WORK REQUEST: Every line of the material that follows must be printed again exactly.

THE RECORDS:
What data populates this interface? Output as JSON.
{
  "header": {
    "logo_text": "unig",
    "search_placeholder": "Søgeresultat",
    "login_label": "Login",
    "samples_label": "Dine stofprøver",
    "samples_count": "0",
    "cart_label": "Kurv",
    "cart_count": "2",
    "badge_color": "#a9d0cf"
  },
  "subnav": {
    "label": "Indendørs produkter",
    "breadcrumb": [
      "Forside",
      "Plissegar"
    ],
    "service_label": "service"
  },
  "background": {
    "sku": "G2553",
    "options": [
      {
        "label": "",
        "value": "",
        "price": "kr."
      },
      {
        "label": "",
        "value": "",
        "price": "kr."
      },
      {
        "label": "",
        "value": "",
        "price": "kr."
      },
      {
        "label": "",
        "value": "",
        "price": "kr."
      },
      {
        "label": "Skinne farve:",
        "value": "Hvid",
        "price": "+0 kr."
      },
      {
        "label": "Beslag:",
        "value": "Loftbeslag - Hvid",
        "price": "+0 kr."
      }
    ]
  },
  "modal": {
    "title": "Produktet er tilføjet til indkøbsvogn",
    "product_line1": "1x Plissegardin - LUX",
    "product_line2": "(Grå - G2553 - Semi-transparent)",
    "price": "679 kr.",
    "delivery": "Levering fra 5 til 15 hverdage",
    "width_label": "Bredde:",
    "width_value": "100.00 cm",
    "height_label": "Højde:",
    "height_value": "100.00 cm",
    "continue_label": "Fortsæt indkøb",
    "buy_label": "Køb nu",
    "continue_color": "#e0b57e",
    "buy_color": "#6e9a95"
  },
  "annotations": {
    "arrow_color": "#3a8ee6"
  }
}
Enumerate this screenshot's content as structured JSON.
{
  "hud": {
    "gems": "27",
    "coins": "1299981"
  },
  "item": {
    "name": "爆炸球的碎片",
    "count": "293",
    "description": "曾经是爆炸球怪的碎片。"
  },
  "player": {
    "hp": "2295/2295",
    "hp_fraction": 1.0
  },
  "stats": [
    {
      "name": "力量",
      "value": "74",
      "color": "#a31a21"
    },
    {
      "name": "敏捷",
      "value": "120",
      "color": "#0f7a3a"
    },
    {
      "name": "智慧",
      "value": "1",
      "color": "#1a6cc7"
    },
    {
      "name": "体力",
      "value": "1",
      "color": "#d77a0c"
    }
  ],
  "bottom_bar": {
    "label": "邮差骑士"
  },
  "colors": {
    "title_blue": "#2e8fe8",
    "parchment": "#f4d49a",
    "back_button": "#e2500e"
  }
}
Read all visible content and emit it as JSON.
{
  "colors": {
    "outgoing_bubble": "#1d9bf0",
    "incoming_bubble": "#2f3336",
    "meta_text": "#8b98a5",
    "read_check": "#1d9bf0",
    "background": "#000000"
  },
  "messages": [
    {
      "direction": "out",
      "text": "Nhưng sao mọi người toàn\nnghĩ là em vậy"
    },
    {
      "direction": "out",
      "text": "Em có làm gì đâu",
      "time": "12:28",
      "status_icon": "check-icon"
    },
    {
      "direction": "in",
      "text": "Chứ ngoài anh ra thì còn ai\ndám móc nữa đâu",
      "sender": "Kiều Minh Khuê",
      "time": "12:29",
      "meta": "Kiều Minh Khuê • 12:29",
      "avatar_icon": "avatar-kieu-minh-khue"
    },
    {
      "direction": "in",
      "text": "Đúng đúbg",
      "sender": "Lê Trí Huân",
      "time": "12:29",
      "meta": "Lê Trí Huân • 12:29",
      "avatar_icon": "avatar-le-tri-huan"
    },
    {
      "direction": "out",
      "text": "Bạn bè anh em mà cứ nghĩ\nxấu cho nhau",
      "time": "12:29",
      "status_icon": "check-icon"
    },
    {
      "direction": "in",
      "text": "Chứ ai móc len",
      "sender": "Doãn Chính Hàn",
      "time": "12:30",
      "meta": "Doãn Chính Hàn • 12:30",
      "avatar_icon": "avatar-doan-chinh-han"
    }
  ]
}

SOLUTION FOR THIS TASK:
What data populates this interface? Output as JSON.
{
  "header": {
    "logo_text": "unig",
    "search_placeholder": "Søgeresultat",
    "login_label": "Login",
    "samples_label": "Dine stofprøver",
    "samples_count": "0",
    "cart_label": "Kurv",
    "cart_count": "2",
    "badge_color": "#a9d0cf"
  },
  "subnav": {
    "label": "Indendørs produkter",
    "breadcrumb": [
      "Forside",
      "Plissegar"
    ],
    "service_label": "service"
  },
  "background": {
    "sku": "G2553",
    "options": [
      {
        "label": "",
        "value": "",
        "price": "kr."
      },
      {
        "label": "",
        "value": "",
        "price": "kr."
      },
      {
        "label": "",
        "value": "",
        "price": "kr."
      },
      {
        "label": "",
        "value": "",
        "price": "kr."
      },
      {
        "label": "Skinne farve:",
        "value": "Hvid",
        "price": "+0 kr."
      },
      {
        "label": "Beslag:",
        "value": "Loftbeslag - Hvid",
        "price": "+0 kr."
      }
    ]
  },
  "modal": {
    "title": "Produktet er tilføjet til indkøbsvogn",
    "product_line1": "1x Plissegardin - LUX",
    "product_line2": "(Grå - G2553 - Semi-transparent)",
    "price": "679 kr.",
    "delivery": "Levering fra 5 til 15 hverdage",
    "width_label": "Bredde:",
    "width_value": "100.00 cm",
    "height_label": "Højde:",
    "height_value": "100.00 cm",
    "continue_label": "Fortsæt indkøb",
    "buy_label": "Køb nu",
    "continue_color": "#e0b57e",
    "buy_color": "#6e9a95"
  },
  "annotations": {
    "arrow_color": "#3a8ee6"
  }
}
Enumerate this screenshot's content as structured JSON.
{
  "hud": {
    "gems": "27",
    "coins": "1299981"
  },
  "item": {
    "name": "爆炸球的碎片",
    "count": "293",
    "description": "曾经是爆炸球怪的碎片。"
  },
  "player": {
    "hp": "2295/2295",
    "hp_fraction": 1.0
  },
  "stats": [
    {
      "name": "力量",
      "value": "74",
      "color": "#a31a21"
    },
    {
      "name": "敏捷",
      "value": "120",
      "color": "#0f7a3a"
    },
    {
      "name": "智慧",
      "value": "1",
      "color": "#1a6cc7"
    },
    {
      "name": "体力",
      "value": "1",
      "color": "#d77a0c"
    }
  ],
  "bottom_bar": {
    "label": "邮差骑士"
  },
  "colors": {
    "title_blue": "#2e8fe8",
    "parchment": "#f4d49a",
    "back_button": "#e2500e"
  }
}
Read all visible content and emit it as JSON.
{
  "colors": {
    "outgoing_bubble": "#1d9bf0",
    "incoming_bubble": "#2f3336",
    "meta_text": "#8b98a5",
    "read_check": "#1d9bf0",
    "background": "#000000"
  },
  "messages": [
    {
      "direction": "out",
      "text": "Nhưng sao mọi người toàn\nnghĩ là em vậy"
    },
    {
      "direction": "out",
      "text": "Em có làm gì đâu",
      "time": "12:28",
      "status_icon": "check-icon"
    },
    {
      "direction": "in",
      "text": "Chứ ngoài anh ra thì còn ai\ndám móc nữa đâu",
      "sender": "Kiều Minh Khuê",
      "time": "12:29",
      "meta": "Kiều Minh Khuê • 12:29",
      "avatar_icon": "avatar-kieu-minh-khue"
    },
    {
      "direction": "in",
      "text": "Đúng đúbg",
      "sender": "Lê Trí Huân",
      "time": "12:29",
      "meta": "Lê Trí Huân • 12:29",
      "avatar_icon": "avatar-le-tri-huan"
    },
    {
      "direction": "out",
      "text": "Bạn bè anh em mà cứ nghĩ\nxấu cho nhau",
      "time": "12:29",
      "status_icon": "check-icon"
    },
    {
      "direction": "in",
      "text": "Chứ ai móc len",
      "sender": "Doãn Chính Hàn",
      "time": "12:30",
      "meta": "Doãn Chính Hàn • 12:30",
      "avatar_icon": "avatar-doan-chinh-han"
    }
  ]
}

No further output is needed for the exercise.